Fixed-asset investment, the value of spending on real estate, infrastructure and capital equipment, fell by 0.3 per cent from a year earlier in the first eight months of 2020. This was an improvement on the decline of 1.6 per cent in the January-July period, as investment edges back towards growth after collapsing earlier this year.

The surveyed jobless rate dropped to 5.6 per cent in August from 5.7 per cent in July. However, while this is an indicator of the unemployment rate in a certain segment of the urban population, it is not viewed as an accurate depiction of the overall employment situation because it does not include millions of migrant workers.

Even the government is trying to curb expectations about the pace of China’s recovery.

“Regarding the situation in the second half of the year, there are indeed some risk factors,” Fu Linghui, a spokesman for the National Bureau of Statistics (NBS), said at a press conference on Tuesday.

“Internationally, the recovery of the world economy as a whole is still relatively difficult. In particular, the spread of the pandemic has not been effectively contained … and the external economy is still unstable and uncertain. Domestically, during the economic recovery, some industries and companies are still experiencing difficulties, and there is an uneven recovery,” Fu said.

Fu added that while the job market had improved, the unemployment rate among the country’s university graduates aged between 20 and 24 was 5.4 percentage points higher than the same period last year.

Consumer confidence has been picking up lately, as seen in increased spending on cars, duty-free shopping and eating out. Auto sales increased 11.8 per cent in August from a year earlier, while sales of telecoms products jumped 25.1 per cent year on year, the NBS data showed.

Analysts said that investment and industrial production remain the main drivers of China’s recovery from the pandemic.
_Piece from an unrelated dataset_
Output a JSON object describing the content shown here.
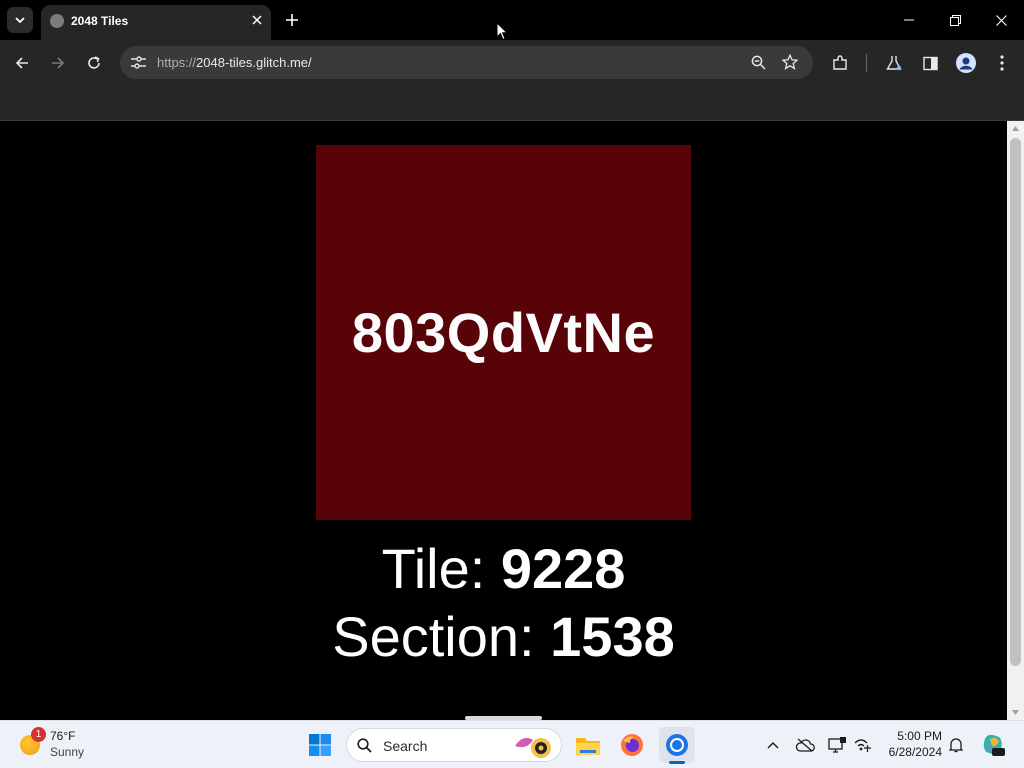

“However, headwinds remain as pent-up demand will likely lose some steam, medical product exports may have peaked, Beijing is determined to cool property markets, some social-distancing measures within China are likely to extend into the second half of the year, and rising US-China tensions could dent China’s exports and manufacturing investment,” Nomura said in a research note on Tuesday.

Property investment grew 4.6 per cent in the first eight months of the year, according to the NBS data. Bank loans to households stood at 841.5 billion yuan (US$123.3 billion) in August, according to China’s central bank, amid signs that some funds from China’s monetary stimulus measures have been channelled into the housing market.

Because of policymakers’ concerns about property market speculation, a growing number of analysts have said they think Beijing is unlikely to ease monetary policy further. Rather, amid the strengthening economy, Beijing’s attention is likely to turn to tightening restrictions on the real estate market to avoid a further sharp rise in housing prices.

“Strong economic data paves the way for further policy normalisation,” investment bank Macquarie said in a research note on Tuesday. “The odds for another reserve requirement cut or a rate cut are becoming smaller and smaller. Policymakers can afford to take more measures to cool down the property market. That said, it’s still too early to really tighten, as the economy is still running below its trend growth.”

Banny Lam, head of research at China Everbright Bank International Investment, said the country has been making up for the output lost since the start of the year, but economic growth has yet to return to the pre-pandemic level.

“August data showed that it’s nearer to a full recovery, but I think we need to look out for [full] third-quarter data to justify that,” Lam said. And provided that employment remains stable, Lam said domestic demand will increase.

“There is some uncertainty in exports and manufacturing [in the coming months], but at this point in time many countries are still not as close to China when it comes to getting their supply chains up and running at full capacity,” Lam said. “In the short term, it’s difficult to shift away from China.”

This article appeared in the South China Morning Post print edition as: China’s recovery on track but demand likely to wane